Beating the Bounds

Beating the bounds

The traditional perambulation of the parish boundaries

 

Beating the bounds is an ancient custom dating back to Anglo-Saxon times (it was mentioned in the laws of Alfred the Great) in which a group of old and young members of the community would walk the boundaries of the parish, usually led by the parish priest and church officials, to share the knowledge of where the extents of the parish lay, and to pray for protection and blessings for the lands of the parish.

Since there were few, if any, maps in former times it was usual to make a formal perambulation of the parish boundaries during Rogation Week. Some places on the outer limits of the parish might be marked with boundary stones, such as the Hound Stone in Thorne Lane.

Perambulation means "walking around" and in traditional English law, it is used specifically to mean "determining the bounds of a legal area by walking around it", meaning physically walking around the parish boundaries. In such a way the parish boundaries were verified annually. Also known as 'Beating the Bounds', it was an important custom since knowledge of the boundaries of each parish needed to be handed down to ensure, for instance, that liability to contribute to the repair of the church, or the right to be buried within the churchyard was not disputed. The parish priest and churchwardens, together with the parochial officials, headed a crowd of boys from the Charity School. The object of taking boys along was to ensure that witnesses to the boundaries should survive as long as possible.

“Many of the inhabitants speak with great delight of the old times, when the Portreeve and Burgesses beat the bounds, as it was then called; upon the performance of which ceremony, three days of general holiday were spent, and no small quantity of toast and ale drank.” (Vickery, 1856).

 In Yeovil the annual perambulation was a three day event that continued into the nineteenth century and the three main points in the parish visited were Yew Tree Close on the first day, Brimsmore Tree on the second day and Pen Mill on the third. Those making the perambulation would be supplied with cheese and biscuits, cider and beer and occasionally cakes, tobacco and pipes and the Churchwardens' accounts refer in each year's accounts to the expenditure incurred, such as this entry for 1697 (which reads a bit like a lads' outing to me!).

Pd for preambulacon in Bisketts & Cake   -                        12s 0d
Pd att the same tyme for Cheese   -                                     2s 6d
Pd att the same tyme for Tobacco & pipes   -                         11d
Pd att the same tyme for Sider & beere   -                      £1 2s 4d

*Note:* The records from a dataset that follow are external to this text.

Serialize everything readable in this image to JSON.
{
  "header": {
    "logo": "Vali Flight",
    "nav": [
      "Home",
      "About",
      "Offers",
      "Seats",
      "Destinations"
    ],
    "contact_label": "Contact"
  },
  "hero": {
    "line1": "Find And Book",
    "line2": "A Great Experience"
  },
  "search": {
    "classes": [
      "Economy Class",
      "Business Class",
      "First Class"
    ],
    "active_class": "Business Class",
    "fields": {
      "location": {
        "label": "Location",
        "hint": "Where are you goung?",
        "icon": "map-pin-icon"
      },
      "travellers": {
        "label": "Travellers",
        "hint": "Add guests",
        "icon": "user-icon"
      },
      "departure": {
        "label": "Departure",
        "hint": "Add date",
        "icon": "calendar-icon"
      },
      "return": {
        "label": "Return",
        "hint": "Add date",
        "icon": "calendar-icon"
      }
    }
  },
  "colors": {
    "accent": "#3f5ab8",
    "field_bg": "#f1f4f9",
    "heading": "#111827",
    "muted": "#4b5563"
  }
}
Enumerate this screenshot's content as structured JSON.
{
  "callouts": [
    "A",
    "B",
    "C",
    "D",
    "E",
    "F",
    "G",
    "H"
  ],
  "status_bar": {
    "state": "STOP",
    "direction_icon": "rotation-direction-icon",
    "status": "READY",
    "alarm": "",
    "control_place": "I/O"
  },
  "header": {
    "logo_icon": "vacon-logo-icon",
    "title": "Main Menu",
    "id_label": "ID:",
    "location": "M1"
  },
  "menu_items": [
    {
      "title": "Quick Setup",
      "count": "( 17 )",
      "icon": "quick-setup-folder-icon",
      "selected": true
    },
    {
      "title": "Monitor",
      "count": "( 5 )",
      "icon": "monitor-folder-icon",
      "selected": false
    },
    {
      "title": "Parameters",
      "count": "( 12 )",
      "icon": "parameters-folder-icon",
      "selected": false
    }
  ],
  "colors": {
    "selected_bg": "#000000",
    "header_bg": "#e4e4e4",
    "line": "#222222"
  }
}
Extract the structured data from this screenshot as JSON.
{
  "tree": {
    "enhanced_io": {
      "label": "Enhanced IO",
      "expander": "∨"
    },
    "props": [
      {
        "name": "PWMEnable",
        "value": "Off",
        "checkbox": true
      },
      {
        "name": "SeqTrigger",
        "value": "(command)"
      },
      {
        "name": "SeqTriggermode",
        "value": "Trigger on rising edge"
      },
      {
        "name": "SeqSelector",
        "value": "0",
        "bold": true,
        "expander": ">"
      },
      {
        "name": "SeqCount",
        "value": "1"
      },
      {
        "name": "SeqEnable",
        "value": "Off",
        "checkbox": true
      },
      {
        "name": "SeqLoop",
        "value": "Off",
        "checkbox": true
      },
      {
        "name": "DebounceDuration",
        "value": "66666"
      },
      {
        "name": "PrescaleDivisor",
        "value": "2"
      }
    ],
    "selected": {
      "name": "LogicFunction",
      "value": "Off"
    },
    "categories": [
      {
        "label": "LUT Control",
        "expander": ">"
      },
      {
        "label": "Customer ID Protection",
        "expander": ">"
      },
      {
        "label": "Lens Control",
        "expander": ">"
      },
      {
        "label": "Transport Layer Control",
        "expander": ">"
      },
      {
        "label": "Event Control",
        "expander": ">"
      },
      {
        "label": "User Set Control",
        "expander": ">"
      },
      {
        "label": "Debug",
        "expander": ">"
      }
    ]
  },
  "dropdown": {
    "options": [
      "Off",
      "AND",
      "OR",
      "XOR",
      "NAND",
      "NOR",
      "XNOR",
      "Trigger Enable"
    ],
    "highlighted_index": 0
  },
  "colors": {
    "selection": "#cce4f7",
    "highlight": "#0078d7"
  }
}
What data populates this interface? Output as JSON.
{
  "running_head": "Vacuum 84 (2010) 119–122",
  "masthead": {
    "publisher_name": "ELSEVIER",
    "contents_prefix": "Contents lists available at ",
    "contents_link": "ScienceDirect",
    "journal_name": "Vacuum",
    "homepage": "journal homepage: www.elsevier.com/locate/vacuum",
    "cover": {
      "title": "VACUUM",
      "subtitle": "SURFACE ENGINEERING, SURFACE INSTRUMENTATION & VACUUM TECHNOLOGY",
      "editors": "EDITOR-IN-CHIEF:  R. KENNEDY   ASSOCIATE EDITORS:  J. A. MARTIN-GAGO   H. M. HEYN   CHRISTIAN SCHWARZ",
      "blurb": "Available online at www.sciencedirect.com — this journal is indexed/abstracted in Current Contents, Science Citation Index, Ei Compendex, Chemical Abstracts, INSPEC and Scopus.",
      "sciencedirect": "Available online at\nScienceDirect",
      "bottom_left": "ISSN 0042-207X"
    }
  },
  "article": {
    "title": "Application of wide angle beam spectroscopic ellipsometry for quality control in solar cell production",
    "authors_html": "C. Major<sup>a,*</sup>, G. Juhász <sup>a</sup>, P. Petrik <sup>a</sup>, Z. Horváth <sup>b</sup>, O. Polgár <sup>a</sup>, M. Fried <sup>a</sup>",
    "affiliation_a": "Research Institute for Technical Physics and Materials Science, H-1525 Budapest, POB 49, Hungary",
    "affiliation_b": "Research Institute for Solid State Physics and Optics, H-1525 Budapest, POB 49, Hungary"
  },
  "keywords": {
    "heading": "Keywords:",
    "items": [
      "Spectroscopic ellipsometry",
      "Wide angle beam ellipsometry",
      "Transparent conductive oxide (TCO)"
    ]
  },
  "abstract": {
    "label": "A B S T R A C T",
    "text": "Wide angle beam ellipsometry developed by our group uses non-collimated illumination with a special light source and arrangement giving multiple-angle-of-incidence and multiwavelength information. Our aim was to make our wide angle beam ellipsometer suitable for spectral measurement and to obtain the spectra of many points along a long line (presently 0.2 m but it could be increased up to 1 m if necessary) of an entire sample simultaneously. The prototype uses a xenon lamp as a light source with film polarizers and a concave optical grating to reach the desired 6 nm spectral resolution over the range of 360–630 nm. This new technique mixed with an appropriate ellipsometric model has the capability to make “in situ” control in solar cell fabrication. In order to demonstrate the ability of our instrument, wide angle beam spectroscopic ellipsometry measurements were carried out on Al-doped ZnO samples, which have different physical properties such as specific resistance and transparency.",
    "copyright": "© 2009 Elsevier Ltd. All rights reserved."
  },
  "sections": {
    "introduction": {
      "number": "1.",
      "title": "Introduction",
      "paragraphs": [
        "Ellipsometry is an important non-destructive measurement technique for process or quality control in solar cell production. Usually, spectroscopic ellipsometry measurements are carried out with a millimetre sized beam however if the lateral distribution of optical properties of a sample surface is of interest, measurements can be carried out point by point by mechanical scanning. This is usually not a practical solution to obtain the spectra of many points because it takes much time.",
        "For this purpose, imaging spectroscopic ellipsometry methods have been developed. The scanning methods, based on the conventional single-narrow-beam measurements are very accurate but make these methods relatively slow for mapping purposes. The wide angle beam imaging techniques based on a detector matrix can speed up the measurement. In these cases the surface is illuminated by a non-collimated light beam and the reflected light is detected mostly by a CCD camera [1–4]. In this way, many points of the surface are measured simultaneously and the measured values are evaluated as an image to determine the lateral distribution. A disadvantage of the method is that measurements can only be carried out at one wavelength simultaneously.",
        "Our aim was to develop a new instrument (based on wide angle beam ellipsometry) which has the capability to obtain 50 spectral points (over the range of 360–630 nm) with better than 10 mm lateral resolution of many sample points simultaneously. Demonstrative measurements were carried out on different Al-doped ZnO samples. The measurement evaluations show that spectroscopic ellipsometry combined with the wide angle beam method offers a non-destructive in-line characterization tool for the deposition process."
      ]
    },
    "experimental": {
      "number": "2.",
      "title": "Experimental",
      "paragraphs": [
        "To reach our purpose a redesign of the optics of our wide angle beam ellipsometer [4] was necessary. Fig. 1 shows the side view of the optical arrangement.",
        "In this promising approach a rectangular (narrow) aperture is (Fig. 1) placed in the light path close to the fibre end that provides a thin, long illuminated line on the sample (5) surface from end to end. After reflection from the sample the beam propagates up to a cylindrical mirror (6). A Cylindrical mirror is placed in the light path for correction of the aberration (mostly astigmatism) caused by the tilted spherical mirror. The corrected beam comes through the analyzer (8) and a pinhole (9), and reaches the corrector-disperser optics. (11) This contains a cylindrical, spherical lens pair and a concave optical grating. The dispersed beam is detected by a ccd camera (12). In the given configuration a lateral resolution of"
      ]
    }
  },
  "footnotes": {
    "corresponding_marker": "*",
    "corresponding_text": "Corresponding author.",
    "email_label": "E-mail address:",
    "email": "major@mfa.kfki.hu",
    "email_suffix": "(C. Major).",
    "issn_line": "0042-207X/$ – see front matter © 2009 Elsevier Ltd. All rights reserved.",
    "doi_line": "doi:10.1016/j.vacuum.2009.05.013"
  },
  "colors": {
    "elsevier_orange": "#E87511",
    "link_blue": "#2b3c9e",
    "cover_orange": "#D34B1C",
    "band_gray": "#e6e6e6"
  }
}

There again, the Perambulation of 1761 must have been a real doosie and is the first time that the Charity School Boys are recorded as being in attendance. It should, perhaps, be noted that two hogsheads of cider is one hundred and five gallons or eight hundred and forty pints!!!

Paid for 2 Hogsheads of Cyder at the Procession   -      £3 5s 0d
Biscuits and Cheese   -                                                   £1 9s 6d
Biscuits & Cyder for the Charity Boys at Pen-Mill   -            2s 6d
Paid for Mugs and Cups   -                                                  1s 8d
Carriage of ye Cyder   -                                                       2s 6d

And another thing - I don't know how much biscuits cost in 1761, but cheese cost 3¼d a pound so, even assuming that 9s 6d went on biscuits, they must have had over seventy five pounds (in weight) of cheese!

The last recorded occasion of Beating the Bounds was in 1804 when, according to a note in the Churchwardens' Accounts "The procession was kept with very great glee all the days and with a Band of Music playing in the afternoon to make a finish. Upwards of sixty gentlemen sat in the Market House and spent five shillings each (around £20 at 2017's value) in Punch, singing with a Band of Music playing."